Finally, we developed the tablet app. We used a Google Nexus 7 tablet, which we picked because we were able to completely change the lower-level operating system with very little effort – Google makes it easy to modify the Android base system, unlike Samsung and other Android tablets. In this way, we were able to put it into a basic kiosk mode, removing all “window dressing” like the home button across the bottom of the screen. Our App took the data from the puck (transmitted via the tower) over bluetooth, played back the audio, and displayed the score. It also had its own twitter account, where it tweeted people’s scores and an invitation to visit our booth. If folks entered their twitter handles with an @, it actually tweeted at them; we had many people’s phones vibrate, notifying them of their tweet just after they hit the hammer, which was a little bit magical.
Running the System
So, with internet costing $480 and power costing $180, how did we afford this? We cheated a little. We had two giant sealed lead acid batteries that we were able to charge in the hotel room and cart in every day to run the booth. (One battery also worked as ballast to keep the strength tower from falling over.) For the internet we used a little wifi access point, which got us internet access through the 3G network (no 4G in Milwaukee, apparently).
If someone hit the puck hard enough to light up Trinculo’s head, we had a prize for them: a big button that said “I’m Stronger than a Robot” to go with our little robot buttons. We didn’t want to give too many of these away (not everyone can be stronger than a robot!), so we needed to set the top of the tower to be relatively hard to hit. The neat thing about this being software-defined was that we could just decide what the range was. In testing, we only saw a few hits over 300, with 400 being pretty hard to get (and only after some practice). We also never saw a hit under 50. So, we decided to scale this 50-300 range and scale it to 100-1000. This is a pretty easy transformation – in non-generic terms, you take the score, subtract 50, multiply it by (900/250) and then add 100. So if the puck transmits 237, we subtract 50 (187), multiply by 900/250 (673.2) and then add 100 (773.2); the final score is rounded off to 773. To go back, you do the operations in reverse.
The absolute highest score we got was 2833 – almost 3x what we thought would be a hard score to get.

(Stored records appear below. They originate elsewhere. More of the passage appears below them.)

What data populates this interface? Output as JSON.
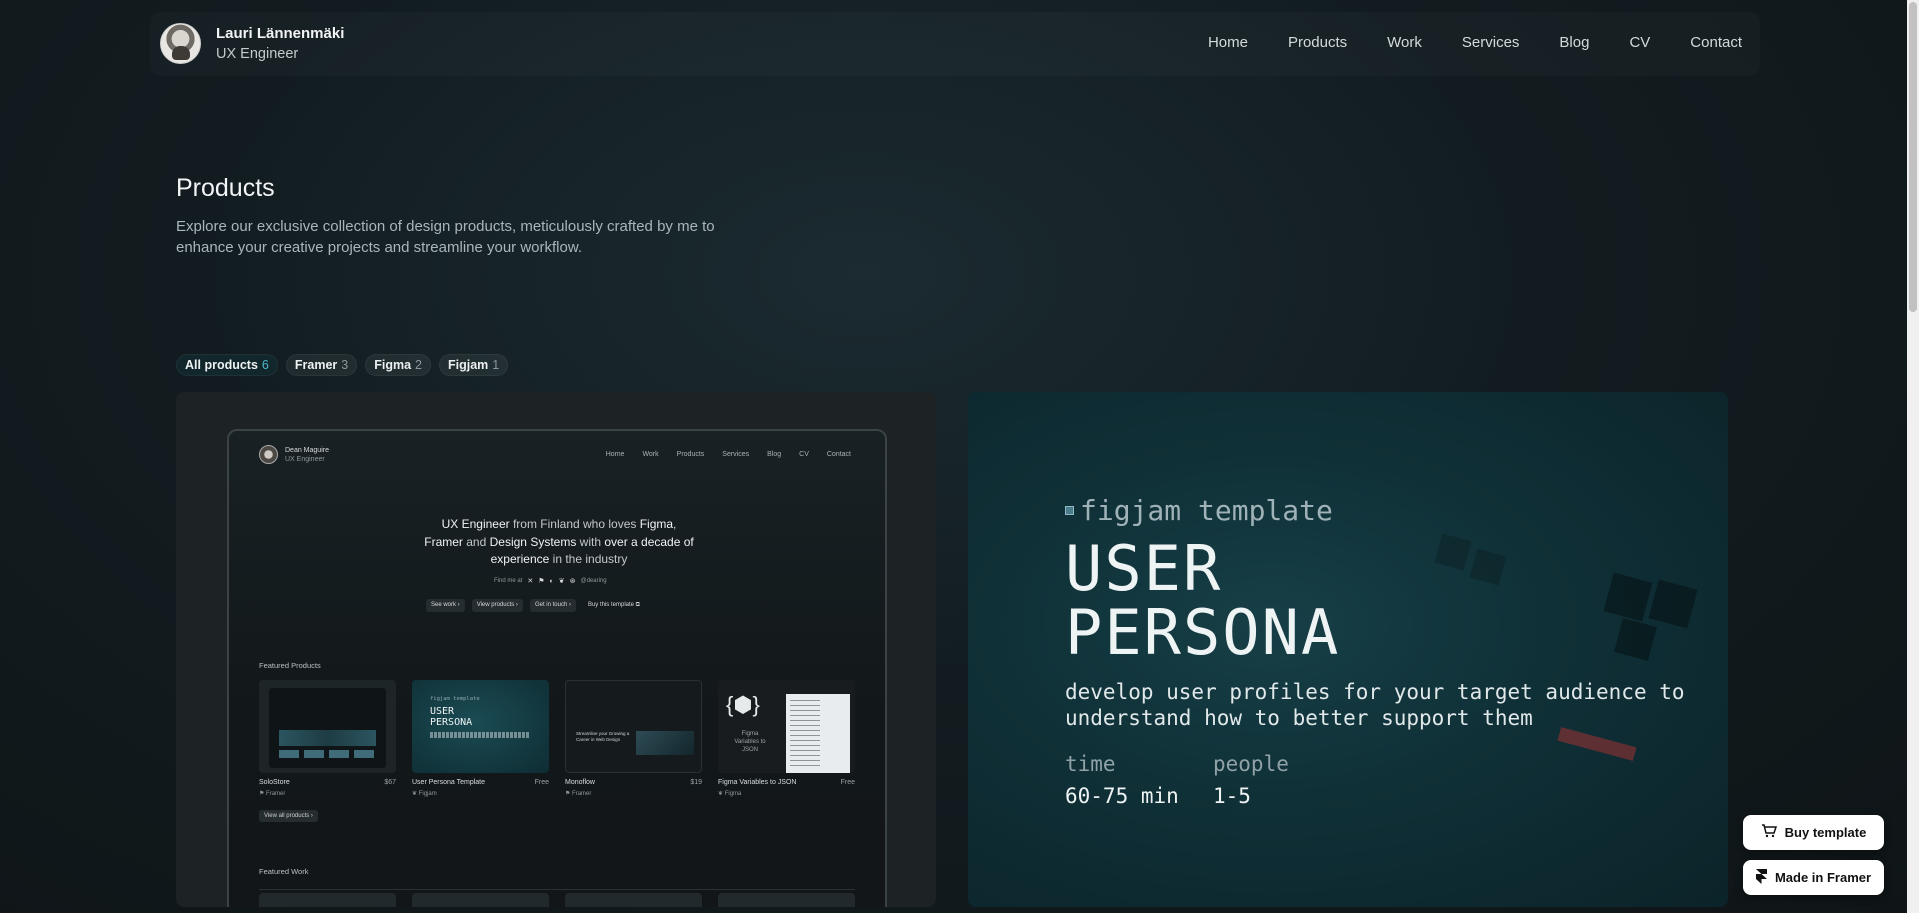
{
  "header": {
    "name": "Lauri Lännenmäki",
    "role": "UX Engineer",
    "nav": [
      "Home",
      "Products",
      "Work",
      "Services",
      "Blog",
      "CV",
      "Contact"
    ]
  },
  "intro": {
    "title": "Products",
    "description": "Explore our exclusive collection of design products, meticulously crafted by me to enhance your creative projects and streamline your workflow."
  },
  "filters": [
    {
      "label": "All products",
      "count": "6"
    },
    {
      "label": "Framer",
      "count": "3"
    },
    {
      "label": "Figma",
      "count": "2"
    },
    {
      "label": "Figjam",
      "count": "1"
    }
  ],
  "preview": {
    "name": "Dean Maguire",
    "role": "UX Engineer",
    "nav": [
      "Home",
      "Work",
      "Products",
      "Services",
      "Blog",
      "CV",
      "Contact"
    ],
    "hero": {
      "p1": "UX Engineer",
      "p2": " from Finland who loves ",
      "p3": "Figma",
      "p4": ",",
      "p5": "Framer",
      "p6": " and ",
      "p7": "Design Systems",
      "p8": " with ",
      "p9": "over a decade of experience",
      "p10": " in the industry"
    },
    "find_me": "Find me at",
    "handle": "@dearing",
    "buttons": [
      "See work",
      "View products",
      "Get in touch",
      "Buy this template"
    ],
    "featured_title": "Featured Products",
    "products": [
      {
        "name": "SoloStore",
        "price": "$67",
        "tag": "Framer"
      },
      {
        "name": "User Persona Template",
        "price": "Free",
        "tag": "Figjam"
      },
      {
        "name": "Monoflow",
        "price": "$19",
        "tag": "Framer"
      },
      {
        "name": "Figma Variables to JSON",
        "price": "Free",
        "tag": "Figma"
      }
    ],
    "view_all": "View all products",
    "work_title": "Featured Work",
    "mini_persona": {
      "label": "figjam template",
      "title_1": "USER",
      "title_2": "PERSONA"
    },
    "mini_monoflow": "Streamline your Growing a Career in Web Design",
    "mini_figma": "Figma Variables to JSON"
  },
  "persona_card": {
    "label": "figjam template",
    "title_line1": "USER",
    "title_line2": "PERSONA",
    "description": "develop user profiles for your target audience to understand how to better support them",
    "time_label": "time",
    "time_value": "60-75 min",
    "people_label": "people",
    "people_value": "1-5"
  },
  "floating": {
    "buy": "Buy template",
    "made": "Made in Framer"
  }
}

To revert back to its base number, we first subtract 100 (2733), multiply it by 250/900 (759), and then add 50, giving us a value of 809. Now, I said earlier that this could be turned into a speed. We read the ADC every 600us, or about 1667 times per second. The sensor outputs data in g’s, where 127 = 250g and -127 = -250g. One g is 9.8m/s2, so each bit of the reading is equal to 19.29 m/s2. Since our timeslices are 600 microseconds, that’s 0.0006 seconds per reading. So each step of the magnitude reading is equal to 19.29 m/s2 * 0.0006 seconds, or 0.0116 m/s.
From this, our minimum reading of about 50 is equal to a speed of 0.58 m/s. The threshold to win a button is 3.48 m/s (about 8 miles per hour). So what about our grand winner at 809? They hit the puck hard enough to propel it at about 9.4 m/s, or about 20 mph. (And if I remember correctly, it did manage to fly across the floor a bit.)
Some Interesting Data
I have two final graphs to share. The first is all of the scores arranged chronologically on a scatterplot. While the top scores do increase with time (likely due to the hammer’s foam degrading), the overall average scores stay pretty flat:
I was also pretty happy to see that while there seems to be a phenomenon of “repeat scores” (pairs of scores that are equal), there is no clear banding. This indicates that we’re getting pretty decent smoothing of the data from the ADC reads – it’s not pegging into only a few values due to the limited ADC resolution.
The second graph is a histogram of all hits, which shows some interesting clustering. The two big clusters are below 200 (basically a miss), and then around 700. This matches with my experience that it’s pretty easy to get between 500-1000, but pretty hard to get over that. Overall we saw 315 hits, and 74 of those were over 1000 – not bad compared to our goal of 50 hits over 1000: